Farming is certainly full of traditions – and is a tradition in itself. Many of us who farm are proud to say how long our family has been farming, or how long the family has been farming a particular piece of ground. When we think of the challenges that the family went through as they persevered in farming, we feel a sense of pride and commitment.
Along with the rich tradition and history of farming, change has happened throughout the years, too. New innovations in machinery and inputs both greatly changed the overall landscape of farming. And now, as farming has evolved to require more of a business mindset, today’s farmers are faced with change as well – different than what their great-grandparents faced, but another dynamic step.
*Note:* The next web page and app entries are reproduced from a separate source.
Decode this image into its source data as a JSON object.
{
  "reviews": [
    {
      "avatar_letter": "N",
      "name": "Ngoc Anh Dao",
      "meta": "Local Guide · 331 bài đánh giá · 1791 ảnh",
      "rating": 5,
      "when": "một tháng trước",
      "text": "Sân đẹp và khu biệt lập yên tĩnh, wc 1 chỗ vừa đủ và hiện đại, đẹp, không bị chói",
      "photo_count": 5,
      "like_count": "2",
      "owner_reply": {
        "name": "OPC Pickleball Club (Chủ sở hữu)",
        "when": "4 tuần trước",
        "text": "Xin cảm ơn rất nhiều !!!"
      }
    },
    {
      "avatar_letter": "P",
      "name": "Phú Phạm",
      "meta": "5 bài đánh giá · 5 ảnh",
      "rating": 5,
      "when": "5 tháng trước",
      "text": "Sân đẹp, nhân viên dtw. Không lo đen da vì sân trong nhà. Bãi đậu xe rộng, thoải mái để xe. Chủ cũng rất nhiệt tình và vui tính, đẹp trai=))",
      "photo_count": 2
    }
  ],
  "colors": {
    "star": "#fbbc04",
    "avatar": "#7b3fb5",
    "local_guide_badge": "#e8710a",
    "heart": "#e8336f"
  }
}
Times keep changing
The changes that are and have been happening in farming over the past ten to fifteen years or so are many. As farms have grown, the decisions have also gotten bigger, with more at stake. There’s more of a need to run the farm as a business because of these big decisions.
With the need for farming to be a business comes the need for systems and processes to facilitate that. It’s necessary for the farm leader to serve as the farm’s CEO and engage in forward-looking business planning to run the operation well.
As change continues to happen, it can be a good idea to take stock of the way that we tend to respond to it, personally. As the global environment surrounding agriculture, and the current situation of ag itself keeps shifting, it’s clear that change isn’t something we can escape from. It’s built into our reality.
The real question then becomes: How do you choose to respond to it? What’s your approach to change on the farm? Is it part of your business planning process to respond and adapt proactively to change? How quickly is your operation able to do this? Or do you find that you – and your operation – tend to lag behind in thinking about and preparing to meet challenges that can come with change?
Roll with change
A farm operation that is able and ready to adapt to change because the leaders have a forward-thinking, forward-looking approach to it will, I believe, be more competitive in the long run. This is because the farm and its leaders actively seek to adapt to the change rather than expecting that the change will adapt to their farm. The operation can only be as good as the way that the leaders anticipate change and adapt their thinking and practices to incorporate it.
Consider your operation – and how you’re approaching change in agriculture and how you’re running your farm. What are some areas where you’ve done a good job adapting to change and incorporating it into your operation? In what areas have you not been as swift or strong in adapting?
Assess where your farm is currently at with this, and decide on a couple areas where you might work to adapt better to change that’s already happening. You might work with a farm business advisor to brainstorm and get more ideas on how to respond and adapt to change within your operation.
The opinions of the author are not necessarily those of Farm Futures or Farm Progress.